By Rep Frank LoBiondo
Earlier this month the Obama Administration publicly acknowledged what many in Congress, health care experts, employers and everyday Americans have been predicting for the past three years -- namely that "Obamacare" is too deeply flawed to implement, and ultimately unworkable in reality.
With the U.S. Supreme Court's ruling last year, Obamacare's taxes on individuals and employers who refuse to purchase or provide health insurance became the law of the land. Thus, the focus turned toward implementation of the 2,000-page law and its tens of thousands of pages of regulations.
Few experts believe the Obama administration when it repeatedly states that rollout of Obamacare is "on track," as the Department of Health & Human Services (HHS) contends.
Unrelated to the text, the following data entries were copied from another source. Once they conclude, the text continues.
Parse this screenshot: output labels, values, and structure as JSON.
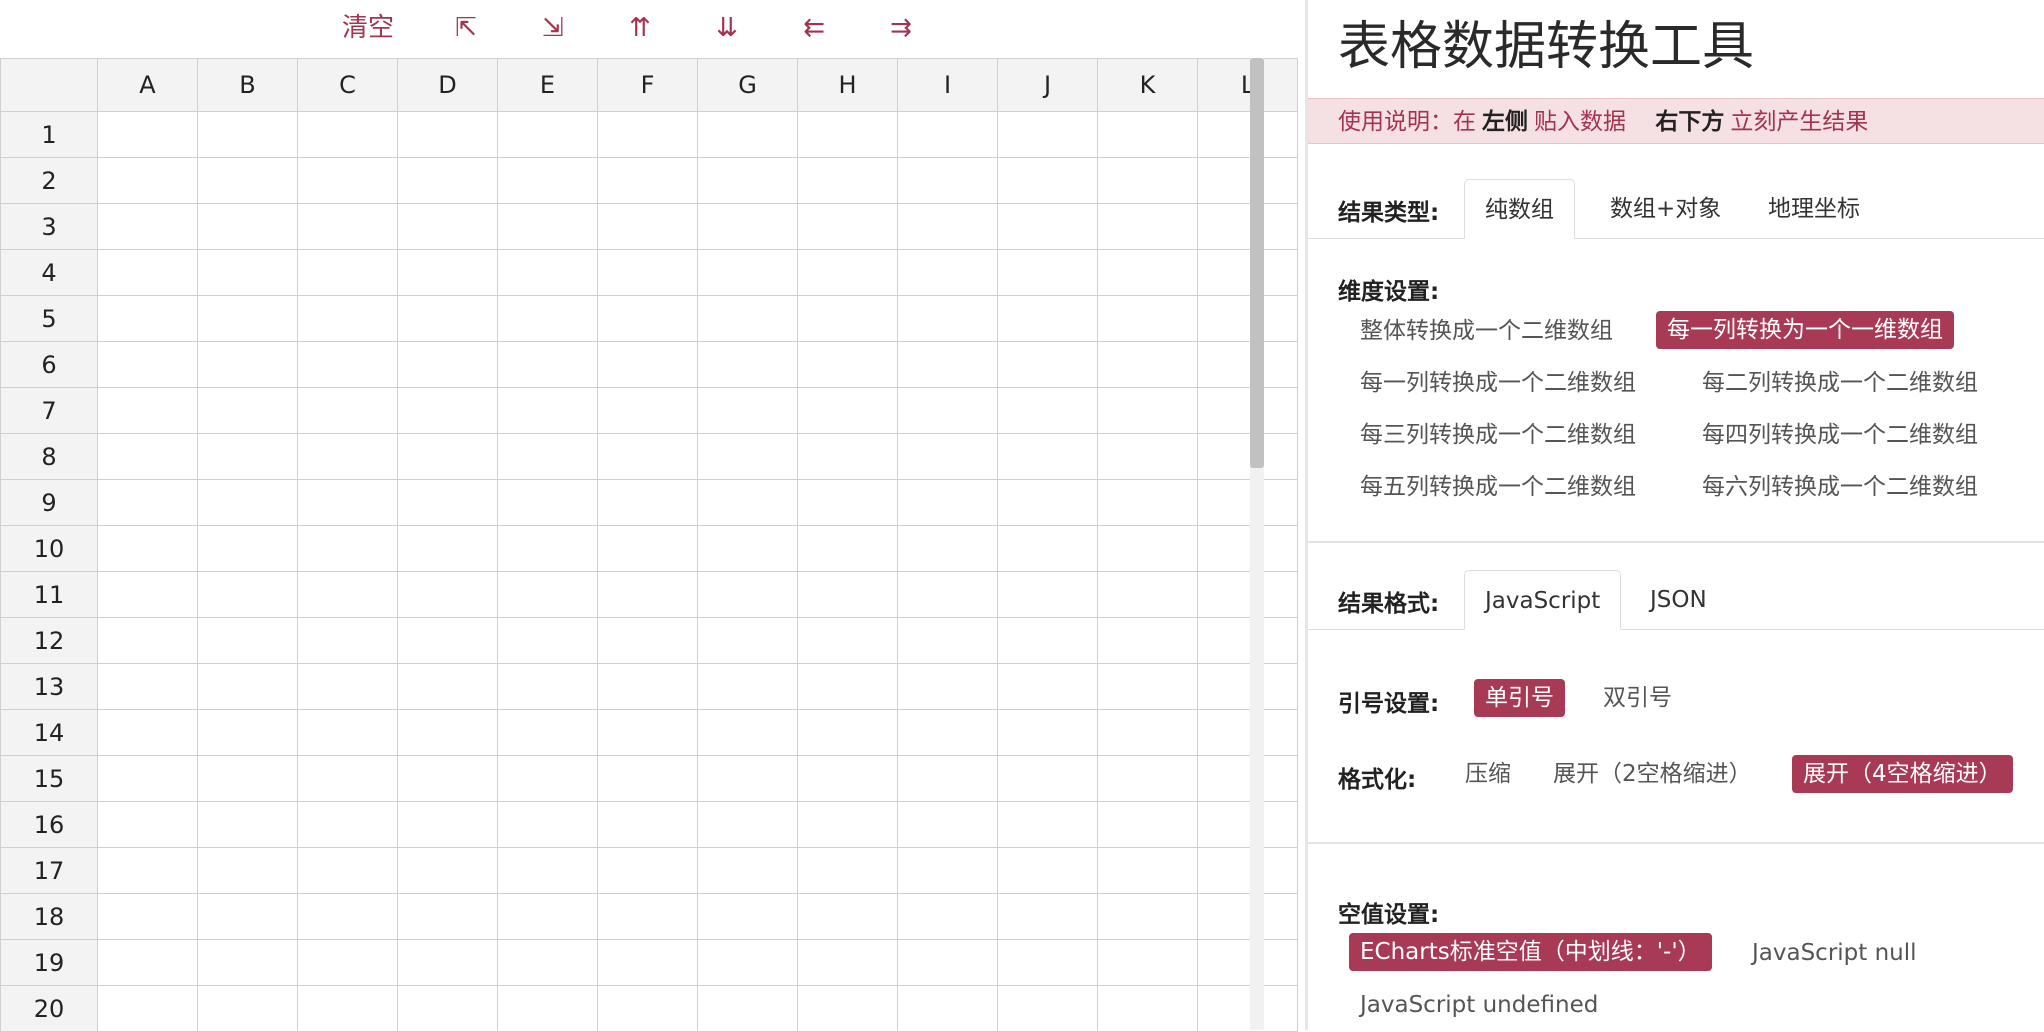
{
  "toolbar": {
    "clear_label": "清空",
    "icons": [
      {
        "glyph": "⇱",
        "name": "move-top-left-icon"
      },
      {
        "glyph": "⇲",
        "name": "move-bottom-right-icon"
      },
      {
        "glyph": "⇈",
        "name": "move-up-icon"
      },
      {
        "glyph": "⇊",
        "name": "move-down-icon"
      },
      {
        "glyph": "⇇",
        "name": "move-left-icon"
      },
      {
        "glyph": "⇉",
        "name": "move-right-icon"
      }
    ]
  },
  "grid": {
    "columns": [
      "A",
      "B",
      "C",
      "D",
      "E",
      "F",
      "G",
      "H",
      "I",
      "J",
      "K",
      "L"
    ],
    "rows": [
      "1",
      "2",
      "3",
      "4",
      "5",
      "6",
      "7",
      "8",
      "9",
      "10",
      "11",
      "12",
      "13",
      "14",
      "15",
      "16",
      "17",
      "18",
      "19",
      "20"
    ]
  },
  "right": {
    "title": "表格数据转换工具",
    "notice": {
      "prefix": "使用说明：在",
      "left_bold": "左侧",
      "middle": "贴入数据",
      "right_bold": "右下方",
      "suffix": "立刻产生结果"
    },
    "result_type": {
      "label": "结果类型:",
      "tabs": [
        "纯数组",
        "数组+对象",
        "地理坐标"
      ]
    },
    "dimension": {
      "label": "维度设置:",
      "options": [
        "整体转换成一个二维数组",
        "每一列转换为一个一维数组",
        "每一列转换成一个二维数组",
        "每二列转换成一个二维数组",
        "每三列转换成一个二维数组",
        "每四列转换成一个二维数组",
        "每五列转换成一个二维数组",
        "每六列转换成一个二维数组"
      ]
    },
    "result_format": {
      "label": "结果格式:",
      "tabs": [
        "JavaScript",
        "JSON"
      ]
    },
    "quote": {
      "label": "引号设置:",
      "options": [
        "单引号",
        "双引号"
      ]
    },
    "formatting": {
      "label": "格式化:",
      "options": [
        "压缩",
        "展开（2空格缩进）",
        "展开（4空格缩进）"
      ]
    },
    "null_value": {
      "label": "空值设置:",
      "options": [
        "ECharts标准空值（中划线：'-'）",
        "JavaScript null",
        "JavaScript undefined"
      ]
    }
  },
  "colors": {
    "accent": "#a83a55",
    "notice_bg": "#f5e1e4",
    "header_bg": "#f3f3f3",
    "grid_line": "#cfcfcf"
  }
}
Furthermore, the Government Accountability Office (GAO) has raised significant questions as to the law's readiness, including the lack of extensive testing of the new systems which will operate the marketplace exchanges.
On July 2, the administration justified these concerns by announcing it was delaying until 2015 the requirement for employers with at least 50 workers to offer health coverage, due to complicated regulations issued by the Internal Revenue Service and HHS. (Businesses with fewer than 50 employees remain exempt from this mandate.)
While this gives a temporary reprieve to medium and large businesses, it does not change course for some employers who have already opted for more temporary or part-time workers, and have cut the hours of full-time ones to avoid the coverage requirements.
Likewise, there is speculation that more employers will attempt to avoid the tax penalty altogether by simply dropping in 2014 health care plans they currently offer, as the scheduled marketplace exchanges come online. This would force workers to secure their own coverage.
Delays in implementation and persistent questions from non-partisan experts such as the GAO further erode the remaining public support. The top Senate Democrat who authored Obamacare recently described implementation of the law as "a train wreck." Skepticism, uncertainty and anxiety continue in the eyes of local health care professionals, our small business owners and seniors. Not a week goes by that I don't hear from South Jersey families and family-owned businesses looking at their finances and fearing hikes in health premiums such as those reported in California, Ohio and other states.
Three years after Democrat majorities rammed Obamacare through Congress, House Republicans have successfully repealed or de-funded eight provisions of the law, including the excessive small-business IRS Form 1099 reporting mandate, and several slush funds that saved taxpayers more than $25 billion.
Despite repeated attempts, the most egregious parts of the law remain: the individual mandate to purchase coverage or pay a penalty; the 2.3 percent tax on medical devices such as wheelchairs and hearing aids; and the Independent Payment Advisory Board (IPAB), one of more than 100 panels of unelected bureaucrats that will have the unchecked power to make reductions in services based on costs, not treatments. House Republicans will continue to fight to retain the critical doctor-patient relationship.
Making health care more accessible and affordable are shared goals on which everyone can agree. But creating a solution in which the American people benefit from common-sense proposals that ensures access to health professionals is equally vital.
President Barack Obama's health care law, while upheld by the U.S. Supreme Court as a constitutional tax, has been consistently rejected by the court of public opinion. This month's announced delay further reinforces the perception that Obamacare, as signed into law, is not in the best interest of the country. It is simply too intrusive into the lives of every South Jersey resident and too burdensome to our employers who want to do right by their employees without bankrupting their businesses.
If the president supports a delay on mandating businesses to comply with Obamacare, why doesn't he support a delay for everyday Americans?
U.S. Rep. Frank LoBiondo, R-2nd Dist., represents Salem, Cumberland, Atlantic and Cape May counties and parts of Gloucester, Burlington, Camden and Ocean counties. He does not accept taxpayer-paid health coverage offered to members of Congress.